**WHAT TO DO**
Your answer should consist of all lines in the listing that hold the word "sender".

**GIVEN DATA**

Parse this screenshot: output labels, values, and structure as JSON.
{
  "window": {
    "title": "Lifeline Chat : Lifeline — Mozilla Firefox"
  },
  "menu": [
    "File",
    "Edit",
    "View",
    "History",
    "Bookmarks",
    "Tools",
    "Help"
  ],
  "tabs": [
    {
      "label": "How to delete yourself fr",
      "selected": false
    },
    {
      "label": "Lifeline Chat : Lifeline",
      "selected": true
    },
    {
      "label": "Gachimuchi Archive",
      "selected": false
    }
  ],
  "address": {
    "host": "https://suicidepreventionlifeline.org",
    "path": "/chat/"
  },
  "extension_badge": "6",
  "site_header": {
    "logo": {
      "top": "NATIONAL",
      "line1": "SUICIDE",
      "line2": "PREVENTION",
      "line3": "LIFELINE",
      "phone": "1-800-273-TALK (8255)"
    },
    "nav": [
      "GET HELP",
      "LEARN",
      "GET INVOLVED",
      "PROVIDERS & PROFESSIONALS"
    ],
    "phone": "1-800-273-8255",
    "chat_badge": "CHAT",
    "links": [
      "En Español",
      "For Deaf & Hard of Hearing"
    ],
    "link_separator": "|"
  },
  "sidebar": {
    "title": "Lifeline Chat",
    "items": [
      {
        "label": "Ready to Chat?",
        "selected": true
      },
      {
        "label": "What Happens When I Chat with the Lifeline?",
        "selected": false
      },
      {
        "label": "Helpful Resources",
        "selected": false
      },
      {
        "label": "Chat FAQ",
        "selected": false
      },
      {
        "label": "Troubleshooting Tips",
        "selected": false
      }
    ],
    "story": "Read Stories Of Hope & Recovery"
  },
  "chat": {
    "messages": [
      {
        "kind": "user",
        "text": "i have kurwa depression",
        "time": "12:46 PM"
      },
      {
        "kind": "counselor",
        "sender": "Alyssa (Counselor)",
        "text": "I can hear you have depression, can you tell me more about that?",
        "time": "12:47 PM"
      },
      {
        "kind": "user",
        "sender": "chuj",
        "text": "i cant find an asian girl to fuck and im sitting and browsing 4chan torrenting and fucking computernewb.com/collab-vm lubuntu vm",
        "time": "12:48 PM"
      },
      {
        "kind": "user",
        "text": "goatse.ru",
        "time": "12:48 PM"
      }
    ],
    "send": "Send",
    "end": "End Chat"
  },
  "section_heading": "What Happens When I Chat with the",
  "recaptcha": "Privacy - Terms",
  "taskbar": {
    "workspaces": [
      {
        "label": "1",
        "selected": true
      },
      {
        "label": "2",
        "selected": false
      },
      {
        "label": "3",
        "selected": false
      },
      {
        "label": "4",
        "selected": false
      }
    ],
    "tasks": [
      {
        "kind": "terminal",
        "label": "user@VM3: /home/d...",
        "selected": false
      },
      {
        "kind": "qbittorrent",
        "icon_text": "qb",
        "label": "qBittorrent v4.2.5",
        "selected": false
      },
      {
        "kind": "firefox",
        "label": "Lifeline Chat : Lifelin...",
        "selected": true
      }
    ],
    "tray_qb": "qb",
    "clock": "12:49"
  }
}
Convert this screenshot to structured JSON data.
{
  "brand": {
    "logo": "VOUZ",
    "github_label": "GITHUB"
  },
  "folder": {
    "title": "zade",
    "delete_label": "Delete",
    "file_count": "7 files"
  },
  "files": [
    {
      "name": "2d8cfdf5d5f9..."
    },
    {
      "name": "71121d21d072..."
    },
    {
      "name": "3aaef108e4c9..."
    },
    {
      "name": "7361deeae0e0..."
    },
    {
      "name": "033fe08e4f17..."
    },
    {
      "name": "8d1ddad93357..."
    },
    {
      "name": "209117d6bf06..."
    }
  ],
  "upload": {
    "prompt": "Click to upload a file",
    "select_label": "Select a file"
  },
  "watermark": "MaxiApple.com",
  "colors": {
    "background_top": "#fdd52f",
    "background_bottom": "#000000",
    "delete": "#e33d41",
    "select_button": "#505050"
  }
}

**WRITTEN RESPONSE**
        "sender": "Alyssa (Counselor)",
        "sender": "chuj",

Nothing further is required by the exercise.